Whether an insurance restoration business is large or small, there is one factor that stands above all others in determining the health of that company: the ability of the business owners to manage cash flow. Cash flow is the Achilles’ heel of the restoration contractor – the one area where a business is always vulnerable.
Through the years I have seen more than a few businesses run out of cash even when they had more work than they could handle. One day the owners would wake up to discover that their line of credit was maxed out and they had $800,000 of their own money tied up in other people’s properties. Hitting that wall is painful at best; at worst, it is a one-way ticket to bankruptcy.
We are often our own worst enemies when it comes to managing cash flow. We want to be the good guys who take care of problems for distressed property owners whose lives are turned upside down by a disaster. We commit too much of our own money to get a job underway, confident that the insurers and the mortgage companies will reward our initiative by turning around payments quickly. We fail to require sufficient amounts of money when a job starts. And with our problem-solving mindset, we remove the property owner’s sense of urgency in getting reimbursements by saying that we will deal with the insurance company directly.
Any restoration contractor who has operated in this fashion knows the pain of delayed payments. Perhaps we ask for a third at the start of the job, a third at the midpoint and a third upon completion. Because the insurance payments must be co-signed by the mortgage company, payment can be delayed for weeks or months. If the insurer sends a payment of one-third to the lender, that lender may send one-third of the original amount to the contractor – a figure far short of what the contractor has already invested in the job.
Does this sound familiar?
If you allow this to happen, you are, in effect, becoming the financier of the insurance industry and mortgage lender. And I don’t know of many restoration contractors who have pockets deep enough to be in that position. Fortunately the method of financing restoration jobs has begun to change with a new generation of business owners.

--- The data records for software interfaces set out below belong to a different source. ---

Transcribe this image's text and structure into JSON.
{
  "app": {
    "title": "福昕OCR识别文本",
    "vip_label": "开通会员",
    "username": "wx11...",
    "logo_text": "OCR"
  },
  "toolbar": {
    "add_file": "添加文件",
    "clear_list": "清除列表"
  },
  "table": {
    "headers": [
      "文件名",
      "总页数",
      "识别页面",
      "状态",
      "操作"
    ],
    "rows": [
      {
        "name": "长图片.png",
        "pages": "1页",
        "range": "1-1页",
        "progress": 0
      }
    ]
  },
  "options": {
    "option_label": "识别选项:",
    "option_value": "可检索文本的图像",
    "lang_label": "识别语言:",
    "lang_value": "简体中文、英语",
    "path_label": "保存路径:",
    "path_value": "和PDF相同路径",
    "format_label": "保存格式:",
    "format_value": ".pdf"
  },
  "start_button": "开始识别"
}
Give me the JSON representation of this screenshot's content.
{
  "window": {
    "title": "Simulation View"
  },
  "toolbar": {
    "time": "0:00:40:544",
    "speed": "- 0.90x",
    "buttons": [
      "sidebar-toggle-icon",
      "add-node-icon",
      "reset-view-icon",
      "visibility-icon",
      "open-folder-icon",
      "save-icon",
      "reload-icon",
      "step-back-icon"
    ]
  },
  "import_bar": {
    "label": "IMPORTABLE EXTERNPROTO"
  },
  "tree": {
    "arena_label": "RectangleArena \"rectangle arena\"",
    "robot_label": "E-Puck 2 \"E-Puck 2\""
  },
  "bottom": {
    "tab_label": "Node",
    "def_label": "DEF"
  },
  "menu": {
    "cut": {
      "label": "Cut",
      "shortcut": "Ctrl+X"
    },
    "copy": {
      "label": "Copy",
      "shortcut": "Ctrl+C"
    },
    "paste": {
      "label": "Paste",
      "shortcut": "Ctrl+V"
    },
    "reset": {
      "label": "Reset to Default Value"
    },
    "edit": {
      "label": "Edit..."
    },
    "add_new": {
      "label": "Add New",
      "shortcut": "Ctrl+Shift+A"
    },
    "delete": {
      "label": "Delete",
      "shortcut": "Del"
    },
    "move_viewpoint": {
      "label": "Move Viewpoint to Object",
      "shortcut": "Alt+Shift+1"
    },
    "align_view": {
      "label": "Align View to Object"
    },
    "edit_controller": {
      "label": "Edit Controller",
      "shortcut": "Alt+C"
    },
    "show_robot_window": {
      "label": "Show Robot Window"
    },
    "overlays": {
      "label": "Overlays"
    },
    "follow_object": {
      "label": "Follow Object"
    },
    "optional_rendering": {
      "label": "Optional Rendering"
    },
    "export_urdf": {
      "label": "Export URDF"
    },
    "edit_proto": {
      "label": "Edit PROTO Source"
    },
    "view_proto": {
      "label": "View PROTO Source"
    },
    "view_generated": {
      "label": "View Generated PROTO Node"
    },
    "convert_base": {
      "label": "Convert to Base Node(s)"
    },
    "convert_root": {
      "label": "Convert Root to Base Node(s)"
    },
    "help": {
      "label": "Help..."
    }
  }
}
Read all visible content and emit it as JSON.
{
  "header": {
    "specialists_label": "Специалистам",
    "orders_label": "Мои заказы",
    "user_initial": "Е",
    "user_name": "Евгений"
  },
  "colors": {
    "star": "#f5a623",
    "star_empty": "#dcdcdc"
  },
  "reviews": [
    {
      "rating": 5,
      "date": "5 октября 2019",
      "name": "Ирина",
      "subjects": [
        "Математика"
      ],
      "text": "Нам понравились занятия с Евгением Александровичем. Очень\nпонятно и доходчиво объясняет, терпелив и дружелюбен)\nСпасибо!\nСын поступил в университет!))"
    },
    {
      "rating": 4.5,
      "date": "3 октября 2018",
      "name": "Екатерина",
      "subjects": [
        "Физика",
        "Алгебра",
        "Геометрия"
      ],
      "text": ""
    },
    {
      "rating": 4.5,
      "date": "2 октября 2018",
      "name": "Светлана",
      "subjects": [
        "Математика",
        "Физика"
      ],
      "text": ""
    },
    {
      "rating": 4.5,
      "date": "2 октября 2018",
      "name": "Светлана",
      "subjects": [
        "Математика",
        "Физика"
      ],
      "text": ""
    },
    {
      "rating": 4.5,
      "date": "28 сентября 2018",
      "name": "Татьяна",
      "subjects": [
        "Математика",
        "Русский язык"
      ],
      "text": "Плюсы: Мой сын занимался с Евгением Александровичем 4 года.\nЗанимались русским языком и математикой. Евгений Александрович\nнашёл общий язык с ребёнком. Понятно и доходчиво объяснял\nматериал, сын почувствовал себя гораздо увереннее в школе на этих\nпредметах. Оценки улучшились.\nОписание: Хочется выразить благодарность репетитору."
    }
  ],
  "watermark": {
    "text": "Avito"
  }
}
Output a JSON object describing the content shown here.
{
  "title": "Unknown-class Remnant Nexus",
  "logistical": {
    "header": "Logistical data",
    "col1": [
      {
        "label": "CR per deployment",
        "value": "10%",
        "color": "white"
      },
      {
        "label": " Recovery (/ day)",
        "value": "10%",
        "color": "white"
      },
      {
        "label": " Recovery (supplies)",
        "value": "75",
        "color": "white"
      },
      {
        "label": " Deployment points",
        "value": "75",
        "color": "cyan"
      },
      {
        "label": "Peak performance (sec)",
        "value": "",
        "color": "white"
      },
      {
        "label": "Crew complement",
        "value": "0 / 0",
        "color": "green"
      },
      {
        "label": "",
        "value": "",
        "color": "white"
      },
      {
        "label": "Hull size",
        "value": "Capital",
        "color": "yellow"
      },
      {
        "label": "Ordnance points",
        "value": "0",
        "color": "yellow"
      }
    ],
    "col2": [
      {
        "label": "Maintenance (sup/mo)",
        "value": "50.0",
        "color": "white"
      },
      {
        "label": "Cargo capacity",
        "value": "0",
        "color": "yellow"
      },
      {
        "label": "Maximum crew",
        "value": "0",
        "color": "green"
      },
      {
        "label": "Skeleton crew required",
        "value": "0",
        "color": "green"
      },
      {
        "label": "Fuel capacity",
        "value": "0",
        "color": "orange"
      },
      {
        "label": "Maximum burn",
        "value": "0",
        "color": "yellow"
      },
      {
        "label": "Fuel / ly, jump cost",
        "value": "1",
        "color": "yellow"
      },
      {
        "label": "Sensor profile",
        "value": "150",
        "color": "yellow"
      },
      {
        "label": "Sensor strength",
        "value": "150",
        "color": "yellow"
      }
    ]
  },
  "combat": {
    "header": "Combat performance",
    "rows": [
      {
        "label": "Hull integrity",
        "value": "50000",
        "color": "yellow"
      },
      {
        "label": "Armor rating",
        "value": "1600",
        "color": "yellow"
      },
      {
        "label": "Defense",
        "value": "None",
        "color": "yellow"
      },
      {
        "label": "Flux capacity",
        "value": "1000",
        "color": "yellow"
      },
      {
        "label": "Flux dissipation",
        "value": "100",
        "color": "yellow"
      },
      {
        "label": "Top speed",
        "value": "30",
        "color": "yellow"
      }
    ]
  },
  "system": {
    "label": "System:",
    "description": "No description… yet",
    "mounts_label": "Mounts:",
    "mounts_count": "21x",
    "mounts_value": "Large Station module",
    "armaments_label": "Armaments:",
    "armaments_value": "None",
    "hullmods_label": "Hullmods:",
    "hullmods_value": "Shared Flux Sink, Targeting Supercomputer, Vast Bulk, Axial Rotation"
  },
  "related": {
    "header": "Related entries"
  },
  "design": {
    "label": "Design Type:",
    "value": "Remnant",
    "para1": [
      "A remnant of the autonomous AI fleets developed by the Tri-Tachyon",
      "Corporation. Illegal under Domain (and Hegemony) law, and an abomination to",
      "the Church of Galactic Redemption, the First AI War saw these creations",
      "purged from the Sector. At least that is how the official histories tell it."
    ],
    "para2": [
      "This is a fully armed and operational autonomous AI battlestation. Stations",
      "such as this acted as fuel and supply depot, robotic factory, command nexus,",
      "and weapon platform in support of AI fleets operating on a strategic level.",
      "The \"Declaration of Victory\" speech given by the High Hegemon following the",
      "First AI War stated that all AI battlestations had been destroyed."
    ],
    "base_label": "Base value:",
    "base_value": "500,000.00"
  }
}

More contractors today are drawing up contracts that make the property owners responsible for payments, thereby shifting the responsibility for collecting reimbursements to the policyholder. It is important for a contractor to help the property owner walk through the process of getting reimbursement but you can bet that it becomes more than just a casual matter for the insureds when they have committed money to the restoration work. By making the property owner responsible for collecting his or her insurance payments, the contractor avoids becoming the financier to some of the largest financial institutions in the world.
Cash flow is a gremlin that can leave a painful bite if you don’t watch the process. To ensure that you maintain a healthy cash flow, check your costs and be certain that each part of your work pays for itself with a decent profit. More importantly, get an understanding of the payment schedule before the job starts and be prepared to stop work when payment is not made. Being hard-nosed may not be in your nature, but it is necessary for the survival of your business.
NIR: Cash Flow Woes
June 30, 2008